◆ Aim of the task ◆
From the listing below, extract every line in which the word "PersonalizedMessage" appears.

◆ Data records ◆
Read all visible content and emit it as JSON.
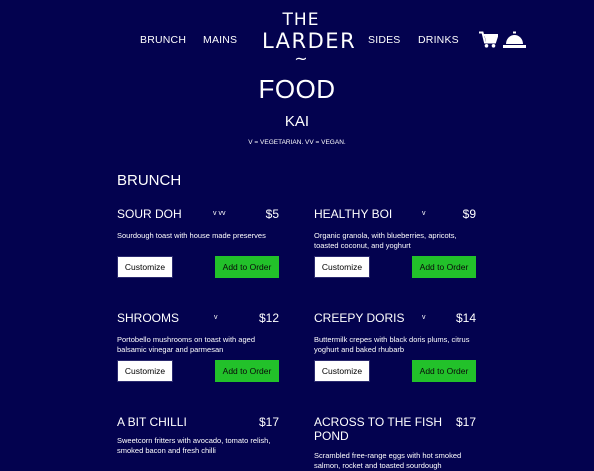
{
  "nav": {
    "left_links": [
      "BRUNCH",
      "MAINS"
    ],
    "right_links": [
      "SIDES",
      "DRINKS"
    ],
    "logo": {
      "line1": "THE",
      "line2": "LARDER",
      "line3": "~"
    },
    "icons": [
      "cart-icon",
      "service-bell-icon"
    ]
  },
  "page": {
    "title": "FOOD",
    "subtitle": "KAI",
    "legend": "V = VEGETARIAN. VV = VEGAN."
  },
  "section": {
    "title": "BRUNCH",
    "customize_label": "Customize",
    "order_label": "Add to Order",
    "items": [
      {
        "name": "SOUR DOH",
        "diet": "v vv",
        "price": "$5",
        "description": "Sourdough toast with house made preserves"
      },
      {
        "name": "HEALTHY BOI",
        "diet": "v",
        "price": "$9",
        "description": "Organic granola, with blueberries, apricots, toasted coconut, and yoghurt"
      },
      {
        "name": "SHROOMS",
        "diet": "v",
        "price": "$12",
        "description": "Portobello mushrooms on toast with aged balsamic vinegar and parmesan"
      },
      {
        "name": "CREEPY DORIS",
        "diet": "v",
        "price": "$14",
        "description": "Buttermilk crepes with black doris plums, citrus yoghurt and baked rhubarb"
      },
      {
        "name": "A BIT CHILLI",
        "diet": "",
        "price": "$17",
        "description": "Sweetcorn fritters with avocado, tomato relish, smoked bacon and fresh chilli"
      },
      {
        "name": "ACROSS TO THE FISH POND",
        "diet": "",
        "price": "$17",
        "description": "Scrambled free-range eggs with hot smoked salmon, rocket and toasted sourdough"
      }
    ]
  },
  "colors": {
    "background": "#03024f",
    "accent_green": "#22c12a",
    "text": "#ffffff"
  }
}
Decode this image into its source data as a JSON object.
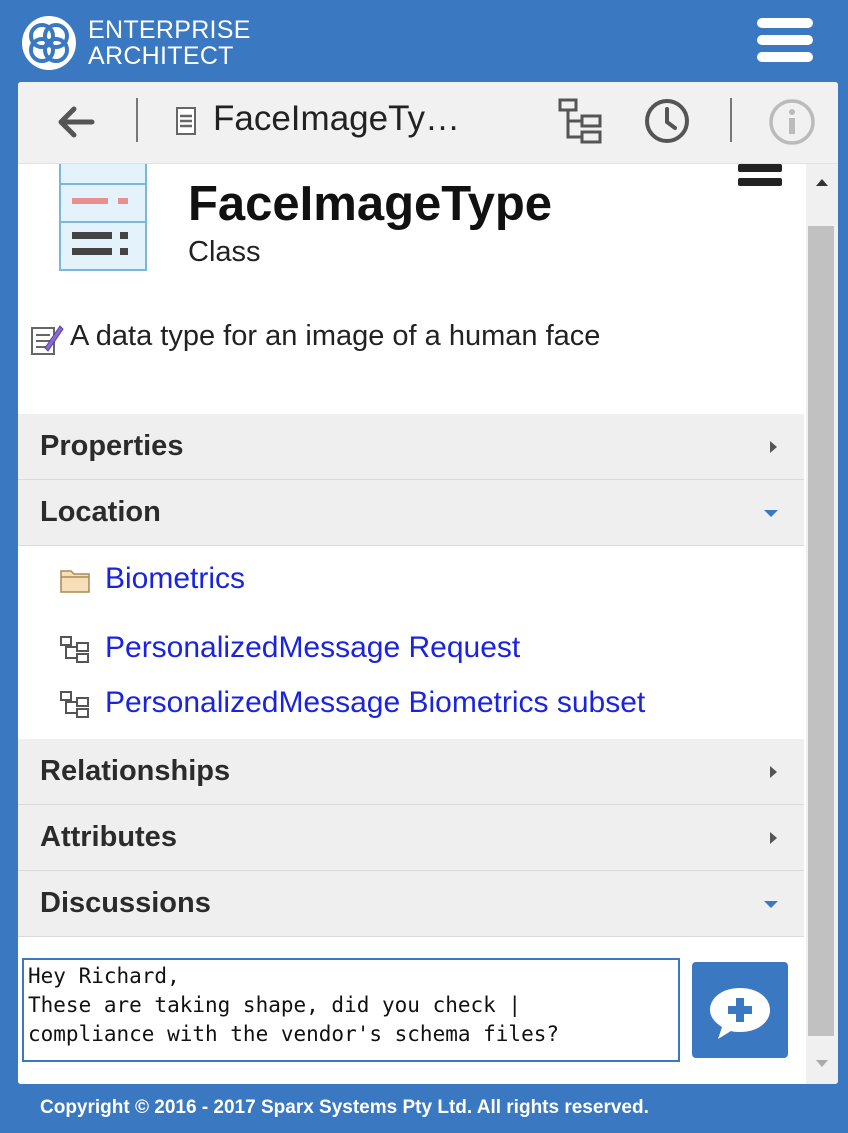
{
  "brand": {
    "line1": "ENTERPRISE",
    "line2": "ARCHITECT"
  },
  "toolbar": {
    "title": "FaceImageTy…"
  },
  "element": {
    "name": "FaceImageType",
    "type": "Class",
    "notes": "A data type for an image of a human face"
  },
  "sections": {
    "properties": "Properties",
    "location": "Location",
    "relationships": "Relationships",
    "attributes": "Attributes",
    "discussions": "Discussions"
  },
  "location_items": [
    {
      "label": "Biometrics",
      "icon": "folder-icon"
    },
    {
      "label": "PersonalizedMessage Request",
      "icon": "diagram-icon"
    },
    {
      "label": "PersonalizedMessage Biometrics subset",
      "icon": "diagram-icon"
    }
  ],
  "discussion": {
    "draft": "Hey Richard,\nThese are taking shape, did you check |\ncompliance with the vendor's schema files?"
  },
  "footer": {
    "copyright": "Copyright © 2016 - 2017 Sparx Systems Pty Ltd. All rights reserved."
  },
  "colors": {
    "accent": "#3b78c2",
    "link": "#1a24e0",
    "section_bg": "#efefef"
  }
}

◆ Solution to the problem ◆
      "label": "PersonalizedMessage Request",
      "label": "PersonalizedMessage Biometrics subset",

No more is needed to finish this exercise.